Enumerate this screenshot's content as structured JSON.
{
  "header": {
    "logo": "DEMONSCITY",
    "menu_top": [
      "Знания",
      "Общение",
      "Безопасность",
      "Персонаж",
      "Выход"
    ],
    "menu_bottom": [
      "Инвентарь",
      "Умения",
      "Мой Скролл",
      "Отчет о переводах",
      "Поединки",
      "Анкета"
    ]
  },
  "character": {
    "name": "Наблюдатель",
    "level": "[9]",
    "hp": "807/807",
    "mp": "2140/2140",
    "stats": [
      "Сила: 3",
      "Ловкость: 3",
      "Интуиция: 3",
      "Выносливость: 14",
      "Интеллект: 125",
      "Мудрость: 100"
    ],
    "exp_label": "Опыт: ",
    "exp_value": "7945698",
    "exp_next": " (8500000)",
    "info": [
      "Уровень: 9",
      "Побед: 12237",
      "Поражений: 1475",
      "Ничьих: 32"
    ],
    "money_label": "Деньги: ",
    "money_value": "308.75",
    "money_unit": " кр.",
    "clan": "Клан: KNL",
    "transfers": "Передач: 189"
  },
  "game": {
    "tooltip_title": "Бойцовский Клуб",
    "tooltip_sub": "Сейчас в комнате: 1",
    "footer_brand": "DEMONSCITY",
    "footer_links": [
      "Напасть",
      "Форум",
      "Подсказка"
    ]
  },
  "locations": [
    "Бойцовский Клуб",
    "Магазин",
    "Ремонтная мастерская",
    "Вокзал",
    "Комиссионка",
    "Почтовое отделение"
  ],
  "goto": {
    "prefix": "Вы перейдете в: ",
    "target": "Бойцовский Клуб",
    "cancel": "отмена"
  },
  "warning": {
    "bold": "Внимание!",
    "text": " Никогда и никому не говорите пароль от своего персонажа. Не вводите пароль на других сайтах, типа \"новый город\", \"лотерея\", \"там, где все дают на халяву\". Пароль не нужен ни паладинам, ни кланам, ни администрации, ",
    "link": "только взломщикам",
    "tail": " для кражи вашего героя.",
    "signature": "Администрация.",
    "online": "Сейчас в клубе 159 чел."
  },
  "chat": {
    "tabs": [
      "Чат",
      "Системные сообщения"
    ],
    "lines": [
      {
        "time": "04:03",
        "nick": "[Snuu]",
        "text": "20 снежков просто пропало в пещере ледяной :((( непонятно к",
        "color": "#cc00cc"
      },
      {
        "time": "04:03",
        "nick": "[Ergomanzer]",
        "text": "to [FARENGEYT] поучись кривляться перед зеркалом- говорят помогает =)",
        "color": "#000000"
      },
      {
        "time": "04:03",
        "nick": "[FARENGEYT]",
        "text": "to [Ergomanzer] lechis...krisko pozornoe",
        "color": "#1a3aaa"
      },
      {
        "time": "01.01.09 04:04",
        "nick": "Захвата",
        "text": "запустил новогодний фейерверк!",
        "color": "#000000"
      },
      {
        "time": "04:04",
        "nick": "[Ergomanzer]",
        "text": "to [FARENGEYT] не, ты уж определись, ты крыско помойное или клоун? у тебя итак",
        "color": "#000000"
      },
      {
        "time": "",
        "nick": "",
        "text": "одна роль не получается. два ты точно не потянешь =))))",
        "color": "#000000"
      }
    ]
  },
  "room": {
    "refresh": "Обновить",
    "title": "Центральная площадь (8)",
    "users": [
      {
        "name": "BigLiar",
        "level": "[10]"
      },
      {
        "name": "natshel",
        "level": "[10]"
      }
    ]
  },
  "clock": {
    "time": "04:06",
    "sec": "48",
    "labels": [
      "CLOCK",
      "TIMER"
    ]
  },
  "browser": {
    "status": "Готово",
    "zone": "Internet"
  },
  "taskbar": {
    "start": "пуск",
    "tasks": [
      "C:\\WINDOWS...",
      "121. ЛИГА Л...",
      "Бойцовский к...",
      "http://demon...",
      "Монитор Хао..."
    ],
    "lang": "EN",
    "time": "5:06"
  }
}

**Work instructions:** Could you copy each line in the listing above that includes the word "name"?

**Your response:**
    "name": "Наблюдатель",
        "name": "BigLiar",
        "name": "natshel",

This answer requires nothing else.